– Any Monologue by Jon Bennett: Known for his “Pretend Everything is a Cock” Tumblr, Bennett arrives every year with a series of hilarious, yet emotional one man shows about the creation of the page or his father’s near deaths. This year saw his one-man show “How I Learned to Hug”, where he discussed how a bad breakup led to a seven-year aversion to hugging.
And if you want a little trip down history, you can take a ride on the streetcar.
Of all the festivals in Edmonton, none are more anticipated and beloved than the Klondike Days. From the moment the 2-hour parade marches across Jasper Avenue, Edmontonian commence ten days of the ultimate supper party.
It’s a cliché to claim a festival “has something for everyone”, but it defines this festival to a t. There are unique sections for different people.
For the children, there’s a wide variety of carnival rides and games to enjoy all around the festival. So, if they want to either walk through a fun house or win a giant Squirtle Plushie, there’s never a boring moment for them. But wait, there’s more. Inside the Expo Centre there’s Kids Town, a section with a library, a little restaurant and a wide variety of activities to enjoy. There is also an opportunity to get photo ops with their favourite characters, including Paw Patrol and Teenage Mutant Ninja Turtles. This year saw an exhibition of animals associated with Wizardry, which included a tarantula, a snake and an owl.
If they’re hungry, families have a wide variety of vendors serving unique fast food. You have the usual corn dogs, burgers and ice cream, but the foodies get to try some unique fast food dishes like deep fried burger or freakishly long French fries. They even have deep fried coffee! But that’s nothing compared to the rib fest. Rib lovers get to pig out on award winning ribs fresh off the BBQ. And trust me, they’re well worth it.
Right next to the Rib Fest is one of two stages, where music lovers can enjoy an evening of rock stars. The other is the front entrance, which sees performances ranging from children magicians to comedian Brent Butt. However, the one next the rib fest hosts a surprising roster of music stars, with this year seeing the likes of the Beach Boys, Walk Off the Earth and Ice Cube.
For those with more rural interests, there’s a wide variety of enjoyment to be had. The first weekend sees the festival hosting a Rodeo, where cow folks from across North America compete. There’s also an area dedicated to farming, where you get up close with a wide variety of farm animals. But if you want a little more taste of Klondike history, There’s Klondike town, where you can play the gold prospector.
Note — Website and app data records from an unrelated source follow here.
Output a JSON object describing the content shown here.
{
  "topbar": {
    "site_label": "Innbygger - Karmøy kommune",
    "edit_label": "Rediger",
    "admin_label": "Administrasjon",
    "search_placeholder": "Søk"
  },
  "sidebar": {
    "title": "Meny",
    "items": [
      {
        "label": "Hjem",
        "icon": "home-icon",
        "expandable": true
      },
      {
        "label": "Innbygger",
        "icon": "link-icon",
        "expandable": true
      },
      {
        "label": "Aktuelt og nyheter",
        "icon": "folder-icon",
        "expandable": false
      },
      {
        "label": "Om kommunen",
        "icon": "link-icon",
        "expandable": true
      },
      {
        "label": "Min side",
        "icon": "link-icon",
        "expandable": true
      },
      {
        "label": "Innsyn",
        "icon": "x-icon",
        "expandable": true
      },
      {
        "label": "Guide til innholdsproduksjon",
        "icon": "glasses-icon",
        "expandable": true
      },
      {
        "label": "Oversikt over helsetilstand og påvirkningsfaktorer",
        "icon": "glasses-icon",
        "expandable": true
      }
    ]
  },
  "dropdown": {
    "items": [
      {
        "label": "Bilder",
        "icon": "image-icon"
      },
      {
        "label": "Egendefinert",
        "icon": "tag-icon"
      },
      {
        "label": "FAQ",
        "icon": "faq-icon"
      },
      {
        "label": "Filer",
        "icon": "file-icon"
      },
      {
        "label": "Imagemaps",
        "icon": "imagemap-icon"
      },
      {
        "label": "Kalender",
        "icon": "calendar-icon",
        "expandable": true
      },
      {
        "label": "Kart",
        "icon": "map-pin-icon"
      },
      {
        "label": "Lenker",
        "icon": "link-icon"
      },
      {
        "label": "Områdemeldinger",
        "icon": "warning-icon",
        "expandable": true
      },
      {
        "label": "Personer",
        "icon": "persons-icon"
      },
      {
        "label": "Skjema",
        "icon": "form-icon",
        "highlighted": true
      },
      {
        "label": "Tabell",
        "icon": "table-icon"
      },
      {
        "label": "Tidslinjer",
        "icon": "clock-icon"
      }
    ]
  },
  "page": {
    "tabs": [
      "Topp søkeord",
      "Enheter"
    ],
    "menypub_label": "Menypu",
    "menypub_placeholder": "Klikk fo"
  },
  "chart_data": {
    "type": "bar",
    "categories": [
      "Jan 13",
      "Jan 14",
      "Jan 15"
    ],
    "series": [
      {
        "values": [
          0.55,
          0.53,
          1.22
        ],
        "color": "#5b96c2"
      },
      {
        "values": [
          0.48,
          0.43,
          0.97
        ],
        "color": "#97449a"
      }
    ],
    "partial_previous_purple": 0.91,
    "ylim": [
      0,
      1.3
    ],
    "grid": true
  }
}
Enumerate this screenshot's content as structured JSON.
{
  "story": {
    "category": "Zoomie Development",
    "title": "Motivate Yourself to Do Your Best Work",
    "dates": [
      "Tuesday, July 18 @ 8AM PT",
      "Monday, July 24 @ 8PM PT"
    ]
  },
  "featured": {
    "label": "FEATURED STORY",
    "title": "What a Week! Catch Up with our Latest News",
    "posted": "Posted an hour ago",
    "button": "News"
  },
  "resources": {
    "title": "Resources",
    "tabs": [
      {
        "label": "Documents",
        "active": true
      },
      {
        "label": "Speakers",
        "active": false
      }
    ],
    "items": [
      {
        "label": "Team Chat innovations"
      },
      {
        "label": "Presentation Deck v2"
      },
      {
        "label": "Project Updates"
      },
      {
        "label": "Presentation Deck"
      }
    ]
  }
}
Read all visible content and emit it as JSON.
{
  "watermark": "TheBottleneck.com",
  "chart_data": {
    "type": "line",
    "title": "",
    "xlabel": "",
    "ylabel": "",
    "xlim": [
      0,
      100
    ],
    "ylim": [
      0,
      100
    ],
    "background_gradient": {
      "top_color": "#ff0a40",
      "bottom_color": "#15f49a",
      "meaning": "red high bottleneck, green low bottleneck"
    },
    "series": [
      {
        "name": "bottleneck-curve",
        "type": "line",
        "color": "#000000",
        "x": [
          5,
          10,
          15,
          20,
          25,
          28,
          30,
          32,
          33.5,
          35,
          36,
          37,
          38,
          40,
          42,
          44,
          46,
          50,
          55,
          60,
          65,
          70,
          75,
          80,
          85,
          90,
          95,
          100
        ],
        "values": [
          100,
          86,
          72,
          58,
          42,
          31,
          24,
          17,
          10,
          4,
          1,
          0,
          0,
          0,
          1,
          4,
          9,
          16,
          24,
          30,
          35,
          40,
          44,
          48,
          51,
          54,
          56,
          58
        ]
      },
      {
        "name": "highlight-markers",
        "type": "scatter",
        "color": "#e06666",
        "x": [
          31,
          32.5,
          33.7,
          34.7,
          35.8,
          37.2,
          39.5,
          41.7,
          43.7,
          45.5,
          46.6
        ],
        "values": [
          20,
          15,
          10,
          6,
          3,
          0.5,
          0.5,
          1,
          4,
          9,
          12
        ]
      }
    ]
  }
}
I’ve only gotten to half of what the Festival has in store. There’s also a shopping area for shoppers, a casino for gamblers and many more. After all this fun, each night closes with a firework show.